Pro-democracy Hong Kong website silenced, staffers arrested

A pro-democracy website in Hong Kong was shut down Wednesday after police raided its offices, froze its assets and arrested staff on “seditious publication” charges in the latest crackdown on dissent under China’s strict national security law.​

Stand News, which launched operations in 2014, said on its Facebook page that all employees have been dismissed and that its website and social media accounts will no longer be updated. 

“​This morning (29th), the police arrested a number of senior and former senior staff of the company, took many people away to assist in the investigation, and seized a number of computers and some documents at the Stand News Office,” the statement said. “Stand News has provided assistance to those involved​.”

The website was one of the last pro-democracy outlets in Hong Kong, which is semi-autonomous but has come under increasing pressure from China, after the Apple Daily newspaper was closed in June. In that case, Apple Daily’s publisher, editor and other top staffers were arrested and its assets were also frozen.

Stand News acting chief editor Patrick Lam
Stand News acting chief editor Patrick Lam was among the people arrested “for conspiracy to publish seditious publication,” according to Hong Kong’s Police National Security Department.
REUTERS/Tyrone Siu

Li Kwai-wah, senior superintendent of the police National Security Department​,​ said Stand News published news and commentary intended to incite hatred toward the government.

He also claimed that the website’s articles about how the Chinese Communist Party has amassed power in the city’s court system are false.

China passed the national security law in June 2020 to stifle criticism about the ruling Communist Party.

Police officers stand guard as journalists take photos outside the building of the office of Stand News in Hong Kong
Police said about 200 officers raided Stand News’ offices Wednesday.
AP Photo/Vincent Yu

The draconian law criminalizes “secession, subversion, organization and perpetration of terrorist activities, and collusion with a foreign country or with external elements to endanger national security.”

China passed the law following months of pro-democracy protests in Hong Kong that began in 2019 over an extradition bill that would have allowed detainees in Hong Kong to be returned to mainland China for trial. The bill was later withdrawn.

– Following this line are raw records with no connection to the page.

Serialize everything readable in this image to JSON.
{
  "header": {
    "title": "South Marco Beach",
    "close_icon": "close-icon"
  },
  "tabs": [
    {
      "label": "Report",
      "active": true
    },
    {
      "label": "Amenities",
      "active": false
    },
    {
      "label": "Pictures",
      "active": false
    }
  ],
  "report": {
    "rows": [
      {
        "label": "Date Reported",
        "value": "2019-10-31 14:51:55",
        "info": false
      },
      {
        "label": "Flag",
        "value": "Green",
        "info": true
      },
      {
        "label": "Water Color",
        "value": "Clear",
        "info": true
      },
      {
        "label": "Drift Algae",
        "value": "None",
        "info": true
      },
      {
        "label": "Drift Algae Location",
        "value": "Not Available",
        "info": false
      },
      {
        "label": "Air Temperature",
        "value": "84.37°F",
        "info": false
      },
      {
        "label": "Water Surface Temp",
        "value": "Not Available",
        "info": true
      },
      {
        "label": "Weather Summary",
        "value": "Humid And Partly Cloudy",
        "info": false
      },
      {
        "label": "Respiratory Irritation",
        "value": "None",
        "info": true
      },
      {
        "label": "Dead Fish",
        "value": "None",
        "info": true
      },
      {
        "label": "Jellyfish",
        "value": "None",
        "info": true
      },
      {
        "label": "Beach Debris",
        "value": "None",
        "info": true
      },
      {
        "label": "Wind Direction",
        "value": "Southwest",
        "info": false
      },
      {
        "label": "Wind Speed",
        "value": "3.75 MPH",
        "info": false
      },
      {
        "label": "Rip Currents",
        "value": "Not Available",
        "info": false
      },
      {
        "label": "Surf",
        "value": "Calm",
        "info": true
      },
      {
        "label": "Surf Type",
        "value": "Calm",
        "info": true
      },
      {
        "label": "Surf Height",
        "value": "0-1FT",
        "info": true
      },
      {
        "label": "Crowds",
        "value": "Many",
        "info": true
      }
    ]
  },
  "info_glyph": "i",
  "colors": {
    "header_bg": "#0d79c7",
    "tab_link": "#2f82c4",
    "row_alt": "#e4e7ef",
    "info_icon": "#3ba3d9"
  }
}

​Police said about 200 ​officers raided Stand News’ offices, taking computers and phones, as well as seizing assets worth about $7.82 million.

A Hong Kong national security police officer (L) and a worker carry boxes of evidence from the offices of Stand News in Hong Kong
A number of computers, as well as documents, were seized from the offices.
DANIEL SUEN/AFP via Getty Images
Stand News statement
Stand News posted this statement to their Facebook page announcing the end of operations.

Six people were arrested and identified by Hong Kong’s South China Morning Post newspaper as one current and one former editor of Stand News and four former board members, including pop singer and activist Denise Ho and former lawmaker Margaret Ng.

Earlier Wednesday, Stand News posted a video on Facebook of police officers at the home of a deputy editor, Ronson Chan. Chan, who is also chair of the Hong Kong Journalists Association, was taken away for questioning, the organization confirmed in a statement.

Chan, who was later released, told media the police seized his electronic devices, bank cards and press card.

“We are not targeting reporters, we are not targeting the media, we just targeted national security offenses,” Li said​ at a news conference​. “If you only report, I don’t think this is a problem.”

​Li also advised the media:​ “Don’t be biased. You know well how to report, how to be a responsible reporter, how to make a non-biased report to your readers.”

Ronson Chan, Stand News deputy assignment editor, enters the Stand News office, after six people were arrested
Ronson Chan, Stand News deputy assignment editor, enters the Stand News office Wednesday after the arrests were made.
REUTERS/Tyrone Siu

The Hong Kong Journalists Association said in a statement that it was “deeply concerned that the police have repeatedly arrested senior members of the media and searched the offices of news organizations containing large quantities of journalistic materials within a year.”

With Post wires

Main Source link